Board diversity is a key element of good corporate governance. It can play an important role in supporting innovative activity and organizational change, fostering an environment where different approaches to decision-making and problem-solving can generate outcomes more reflective of the attitudes of the broader society.
Various studies have highlighted board diversity’s benefits for corporate performance. Investors are increasingly encouraging companies to improve their boards’ gender, ethnic, cultural, age, professional, and educational diversity. An increasing number of regulators globally are also calling on listed companies to enhance corporate governance practices by ensuring board diversity, especially gender diversity. Gender diversity in the boardroom not only enables diversified insights into a company’s operations, it has also been found to help firms better manage risks and build corporate reputation.
Hong Kong is no exception to this global push. In December 2021, the Hong Kong Exchange revised its Corporate Governance Code and Listing Rules. The revision, which came into effect on 1 January 2022, requires all new IPO applicants who file an A1 submission after 1 July 2022 to appoint at least one director of a different gender than the other board members. All existing listed companies will be required to appoint one director of a different gender no later than 31 December 2024.
This regulatory push will help Hong Kong to overcome some of the traditional obstacles to board diversity that see the country still lagging other global financial hubs in terms of representation of women on corporate boards. Data from ISS ESG’s Governance QualityScore indicates that, among companies listed on the Hong Kong Exchange, only 16% of board members, on average, are women (Figure 1). This places Hong Kong companies behind those in the other major global hubs of Singapore, the US, the UK, and Europe.
Figure 1: Representation of Women on Corporate Boards, by Market
Source: ISS ESG Governance QualityScore
When looking at the boards of Hang Seng Index-listed companies between 2017 and 2022 (Figure 2), an incremental improvement in the representation of women in the board can be observed. The reduction in the number of companies with 0% women’s board participation is most evident. Equally apparent is the increasing number of companies with 20% or more women on the board, the number increasing from 23 in 2017 to 43 in 2022.
Figure 2: Percentage of Women Directors of Hong Kong Companies
Source: ISS ESG
The overall health of Women at Work indicators in Hong Kong can help in understanding whether there has been a systemic hindrance to women’s board participation. The Women at Work topic in the ISS ESG Country Rating, which looks at factors such as women in managerial positions and the female employment ratio and income ratio, shows an average score of 1.79 (corresponding to a medium rating score) out of a possible 4 for the 2018-2021 period. The new regulations in Hong Kong have resulted in this score improving considerably, however, to the point where it is now comparable with major markets such as the US and Europe. This suggests increases in female representation are likely in future years.

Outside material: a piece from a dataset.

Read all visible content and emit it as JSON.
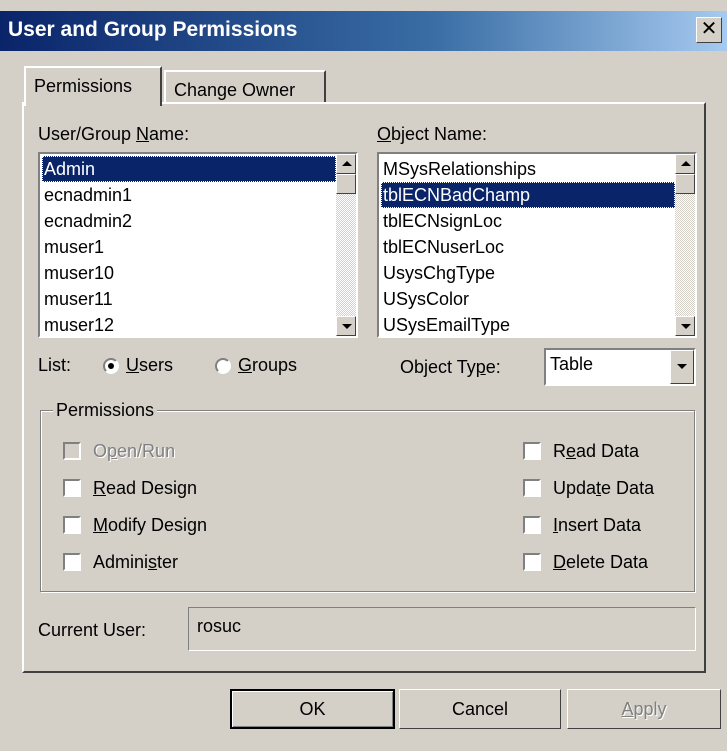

The female employment ratio reached an upper-medium level and has remained stable in recent years. The share of senior or middle management positions held by women remained, on average, 33.1%. The trend for women to constitute a lower proportion of company management than men has traditionally been associated with external factors such as caring responsibilities falling more on women, which can prompt women to leave the workforce either permanently or temporarily. This can, in turn, limit the pool of women candidates for senior executive or board positions.

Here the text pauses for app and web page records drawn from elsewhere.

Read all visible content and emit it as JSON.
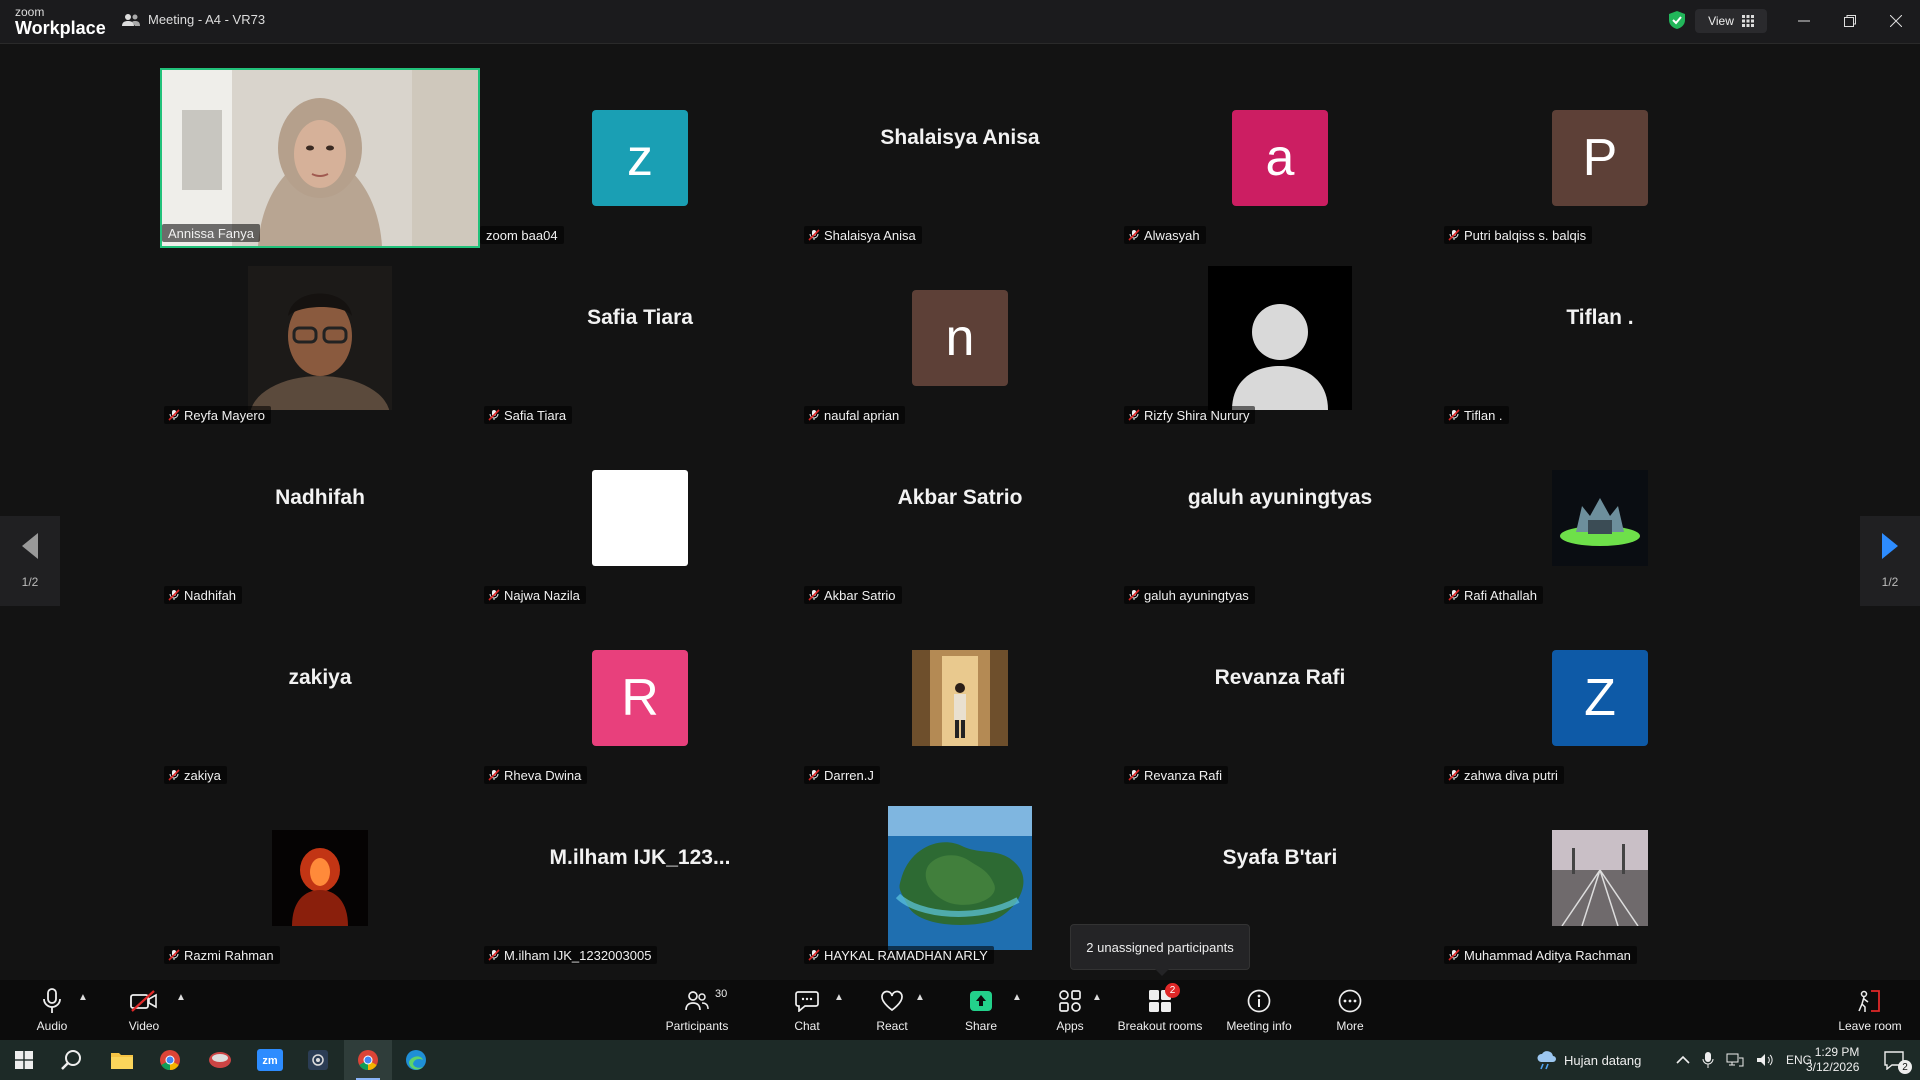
{
  "app": {
    "brand_line1": "zoom",
    "brand_line2": "Workplace",
    "meeting_title": "Meeting - A4 - VR73",
    "view_label": "View"
  },
  "colors": {
    "active_border": "#22c17a",
    "share_green": "#23d18b",
    "muted_red": "#e02828"
  },
  "tiles": [
    {
      "name": "Annissa Fanya",
      "display": "video",
      "active": true,
      "muted": false
    },
    {
      "name": "zoom baa04",
      "display": "letter",
      "letter": "z",
      "bg": "#1a9fb4",
      "muted": false
    },
    {
      "name": "Shalaisya Anisa",
      "display": "text",
      "big": "Shalaisya Anisa",
      "muted": true
    },
    {
      "name": "Alwasyah",
      "display": "letter",
      "letter": "a",
      "bg": "#cc1e62",
      "muted": true
    },
    {
      "name": "Putri balqiss s. balqis",
      "display": "letter",
      "letter": "P",
      "bg": "#5d4037",
      "muted": true
    },
    {
      "name": "Reyfa Mayero",
      "display": "photo",
      "photo": "portrait-glasses",
      "muted": true
    },
    {
      "name": "Safia Tiara",
      "display": "text",
      "big": "Safia Tiara",
      "muted": true
    },
    {
      "name": "naufal aprian",
      "display": "letter",
      "letter": "n",
      "bg": "#5d4037",
      "muted": true
    },
    {
      "name": "Rizfy Shira Nurury",
      "display": "photo",
      "photo": "default-user",
      "muted": true
    },
    {
      "name": "Tiflan .",
      "display": "text",
      "big": "Tiflan .",
      "muted": true
    },
    {
      "name": "Nadhifah",
      "display": "text",
      "big": "Nadhifah",
      "muted": true
    },
    {
      "name": "Najwa Nazila",
      "display": "photo",
      "photo": "blank-white",
      "muted": true
    },
    {
      "name": "Akbar Satrio",
      "display": "text",
      "big": "Akbar Satrio",
      "muted": true
    },
    {
      "name": "galuh ayuningtyas",
      "display": "text",
      "big": "galuh ayuningtyas",
      "muted": true
    },
    {
      "name": "Rafi Athallah",
      "display": "photo",
      "photo": "dark-art",
      "muted": true
    },
    {
      "name": "zakiya",
      "display": "text",
      "big": "zakiya",
      "muted": true
    },
    {
      "name": "Rheva Dwina",
      "display": "letter",
      "letter": "R",
      "bg": "#e8407c",
      "muted": true
    },
    {
      "name": "Darren.J",
      "display": "photo",
      "photo": "hallway",
      "muted": true
    },
    {
      "name": "Revanza Rafi",
      "display": "text",
      "big": "Revanza Rafi",
      "muted": true
    },
    {
      "name": "zahwa diva putri",
      "display": "letter",
      "letter": "Z",
      "bg": "#0e5aa7",
      "muted": true
    },
    {
      "name": "Razmi Rahman",
      "display": "photo",
      "photo": "red-figure",
      "muted": true
    },
    {
      "name": "M.ilham IJK_1232003005",
      "display": "text",
      "big": "M.ilham  IJK_123...",
      "muted": true
    },
    {
      "name": "HAYKAL RAMADHAN ARLY",
      "display": "photo",
      "photo": "island",
      "muted": true
    },
    {
      "name": "Syafa B'tari",
      "display": "text",
      "big": "Syafa B'tari",
      "muted": false
    },
    {
      "name": "Muhammad Aditya Rachman",
      "display": "photo",
      "photo": "railway",
      "muted": true
    }
  ],
  "pagination": {
    "left": "1/2",
    "right": "1/2"
  },
  "tooltip": "2 unassigned participants",
  "toolbar": {
    "audio": "Audio",
    "video": "Video",
    "participants": "Participants",
    "participants_count": "30",
    "chat": "Chat",
    "react": "React",
    "share": "Share",
    "apps": "Apps",
    "breakout": "Breakout rooms",
    "breakout_badge": "2",
    "meeting_info": "Meeting info",
    "more": "More",
    "leave": "Leave room"
  },
  "taskbar": {
    "weather": "Hujan datang",
    "lang": "ENG",
    "time": "1:29 PM",
    "date": "3/12/2026",
    "notif_count": "2"
  }
}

Figure 3: Women’s Participation in the Workforce and Management in Hong Kong
Source: ISS ESG Country Rating (Scores range from 1=Low to 4=High)
Another factor that may contribute to the relatively low number of women on Hong Kong company boards is corporate culture. The Financial Times cites corporate-governance experts who argue that many Hong Kong companies are owned and run by family patriarchs who are more likely to choose a man to fill out their boards. This cultural inclination could further limit opportunities for women to be represented.

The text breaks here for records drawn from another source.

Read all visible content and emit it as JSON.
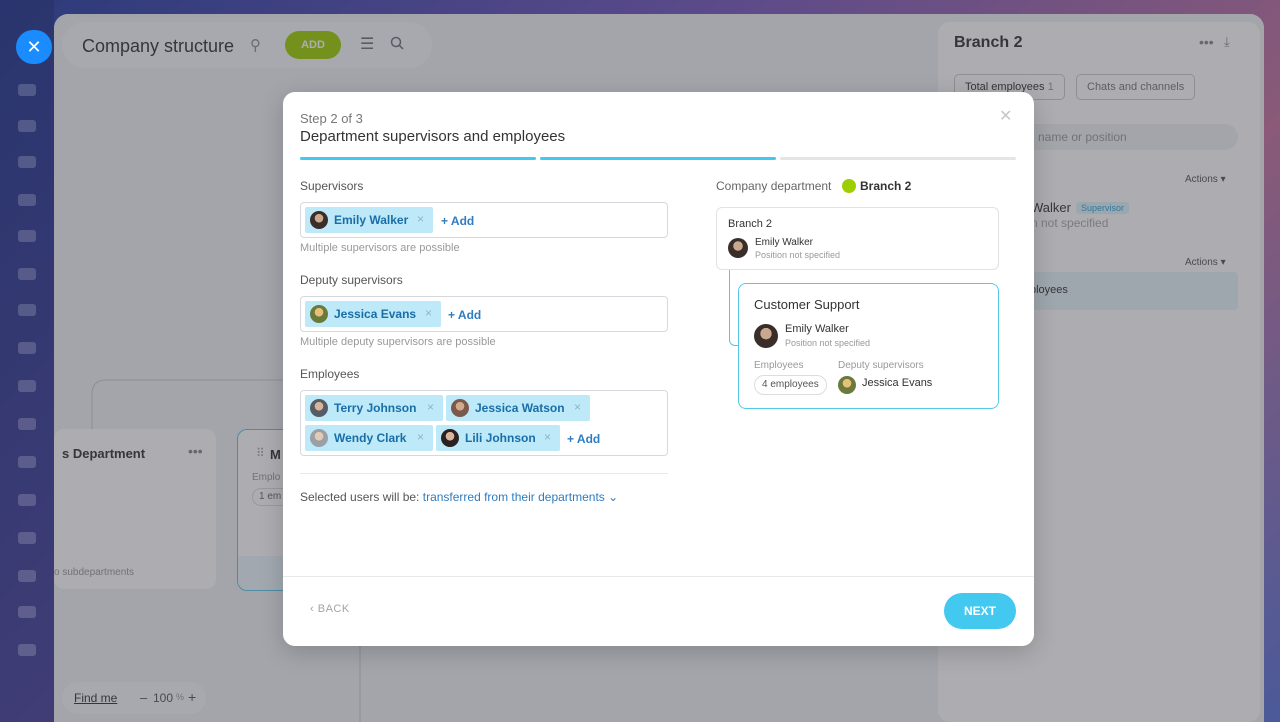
{
  "background": {
    "page_title": "Company structure",
    "add_label": "ADD",
    "dept_name": "s Department",
    "dept_sub": "o subdepartments",
    "dept2_name": "M",
    "dept2_label": "Emplo",
    "dept2_chip": "1 em",
    "find_me": "Find me",
    "zoom_minus": "–",
    "zoom_value": "100",
    "zoom_unit": "%",
    "zoom_plus": "+"
  },
  "side_panel": {
    "title": "Branch 2",
    "tab_total": "Total employees",
    "tab_total_count": "1",
    "tab_chats": "Chats and channels",
    "search_placeholder": "name or position",
    "actions_1": "Actions",
    "actions_2": "Actions",
    "supervisor_name": "Walker",
    "supervisor_badge": "Supervisor",
    "supervisor_position": "n not specified",
    "row_label": "ployees"
  },
  "modal": {
    "step": "Step 2 of 3",
    "title": "Department supervisors and employees",
    "supervisors": {
      "label": "Supervisors",
      "tags": [
        "Emily Walker"
      ],
      "add": "+ Add",
      "hint": "Multiple supervisors are possible"
    },
    "deputies": {
      "label": "Deputy supervisors",
      "tags": [
        "Jessica Evans"
      ],
      "add": "+ Add",
      "hint": "Multiple deputy supervisors are possible"
    },
    "employees": {
      "label": "Employees",
      "tags": [
        "Terry Johnson",
        "Jessica Watson",
        "Wendy Clark",
        "Lili Johnson"
      ],
      "add": "+ Add"
    },
    "transfer_prefix": "Selected users will be:",
    "transfer_link": "transferred from their departments",
    "back": "BACK",
    "next": "NEXT",
    "preview": {
      "company_label": "Company department",
      "company_name": "Branch 2",
      "parent": {
        "title": "Branch 2",
        "name": "Emily Walker",
        "position": "Position not specified"
      },
      "child": {
        "title": "Customer Support",
        "name": "Emily Walker",
        "position": "Position not specified",
        "employees_label": "Employees",
        "employees_chip": "4 employees",
        "deputy_label": "Deputy supervisors",
        "deputy_name": "Jessica Evans"
      }
    }
  },
  "colors": {
    "accent": "#43c9f0",
    "add_green": "#9dcf00",
    "tag_bg": "#bde9f8",
    "link": "#2f7cc0"
  }
}
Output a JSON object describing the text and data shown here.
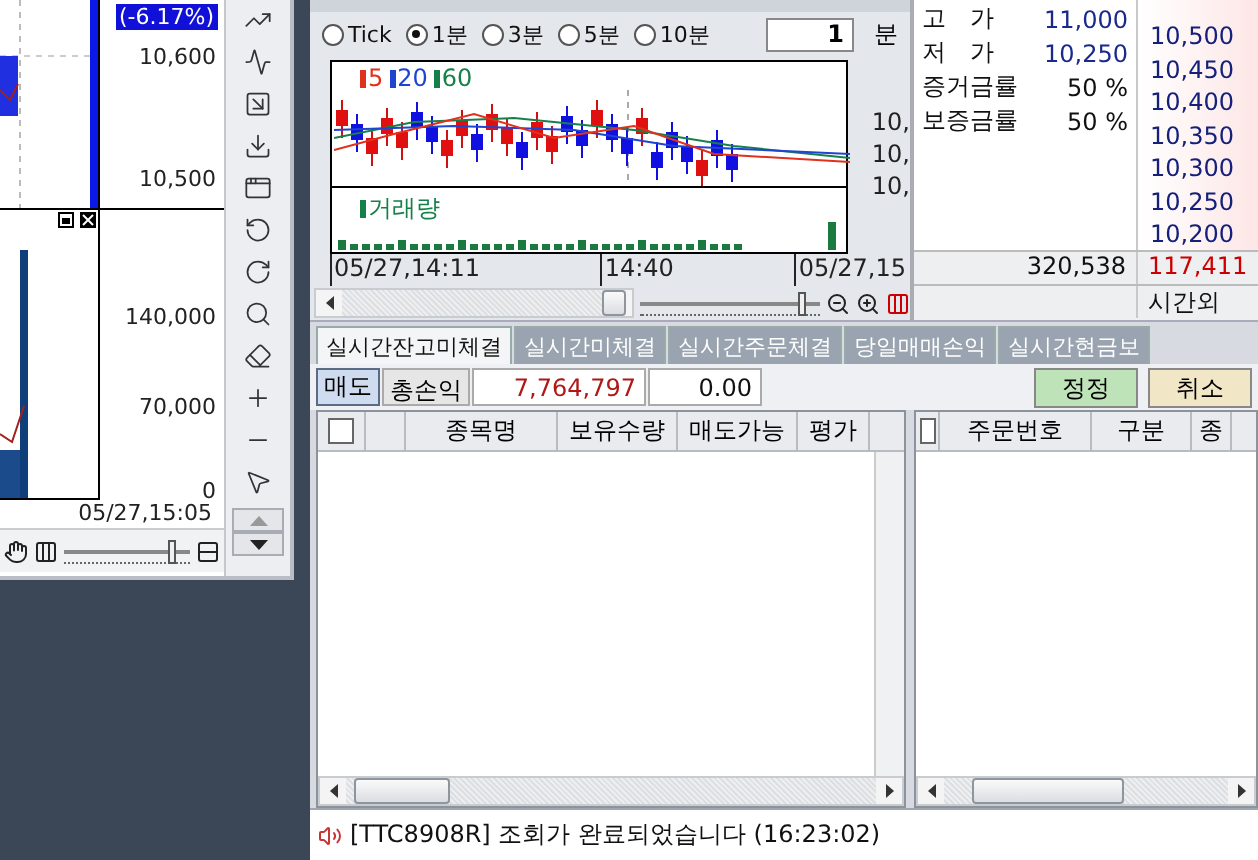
{
  "left_chart": {
    "change_badge": "(-6.17%)",
    "price_axis": [
      "10,600",
      "10,500"
    ],
    "volume_axis": [
      "140,000",
      "70,000",
      "0"
    ],
    "time_label": "05/27,15:05",
    "slider": {
      "level": 0.85
    }
  },
  "minute_chart": {
    "intervals": [
      {
        "label": "Tick",
        "selected": false
      },
      {
        "label": "1분",
        "selected": true
      },
      {
        "label": "3분",
        "selected": false
      },
      {
        "label": "5분",
        "selected": false
      },
      {
        "label": "10분",
        "selected": false
      }
    ],
    "period": "1",
    "period_unit": "분",
    "legend": [
      {
        "label": "5",
        "color": "#e0301e"
      },
      {
        "label": "20",
        "color": "#1f44d0"
      },
      {
        "label": "60",
        "color": "#16804a"
      }
    ],
    "price_axis": [
      "10,",
      "10,",
      "10,"
    ],
    "volume_legend": "거래량",
    "time_labels": [
      "05/27,14:11",
      "14:40",
      "05/27,15"
    ],
    "zoom_slider": {
      "level": 0.9
    }
  },
  "quote": {
    "rows": [
      {
        "label": "고 가",
        "value": "11,000"
      },
      {
        "label": "저 가",
        "value": "10,250"
      },
      {
        "label": "증거금률",
        "value": "50 %"
      },
      {
        "label": "보증금률",
        "value": "50 %"
      }
    ],
    "ladder": [
      "10,500",
      "10,450",
      "10,400",
      "10,350",
      "10,300",
      "10,250",
      "10,200"
    ],
    "total": "320,538",
    "total_other": "117,411",
    "session": "시간외"
  },
  "tabs": [
    {
      "label": "실시간잔고미체결",
      "selected": true
    },
    {
      "label": "실시간미체결",
      "selected": false
    },
    {
      "label": "실시간주문체결",
      "selected": false
    },
    {
      "label": "당일매매손익",
      "selected": false
    },
    {
      "label": "실시간현금보",
      "selected": false
    }
  ],
  "order_bar": {
    "sell_button": "매도",
    "pnl_label": "총손익",
    "pnl": "7,764,797",
    "rate": "0.00",
    "buttons": [
      {
        "label": "정정",
        "kind": "modify"
      },
      {
        "label": "취소",
        "kind": "cancel"
      }
    ]
  },
  "holdings_table": {
    "select_all_checked": false,
    "columns": [
      "종목명",
      "보유수량",
      "매도가능",
      "평가"
    ]
  },
  "orders_table": {
    "select_all_checked": false,
    "columns": [
      "주문번호",
      "구분",
      "종"
    ]
  },
  "status": "[TTC8908R] 조회가 완료되었습니다 (16:23:02)"
}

The revised Corporate Governance Code and Listing Rules may help increase the number of women on company boards. To promote a continuous increase in the meaningful representation of women within corporations, however, investors may wish to monitor the broader Women at Work indicators. ISS ESG products such as the ESG Country Rating, the Governance QualityScore, and Director Data are resources investors can draw on in this effort.
Explore ISS ESG solutions mentioned in this report:
- Use ISS ESG Governance Data to drive investment, engagement, and voting decisions.
- Access to global data on country-level ESG performance is a key element both in the management of fixed income portfolios and in understanding risks for equity investors with exposure to emerging markets. Extend your ESG intelligence using the ISS ESG Country Rating and ISS ESG Country Controversy Assessments.
By: Yommi Cheung, Vice President, Account Executive Asia Pacific, ISS Hong Kong
Suk Yun Chun, Head of ESG Client Success APAC, ISS ESG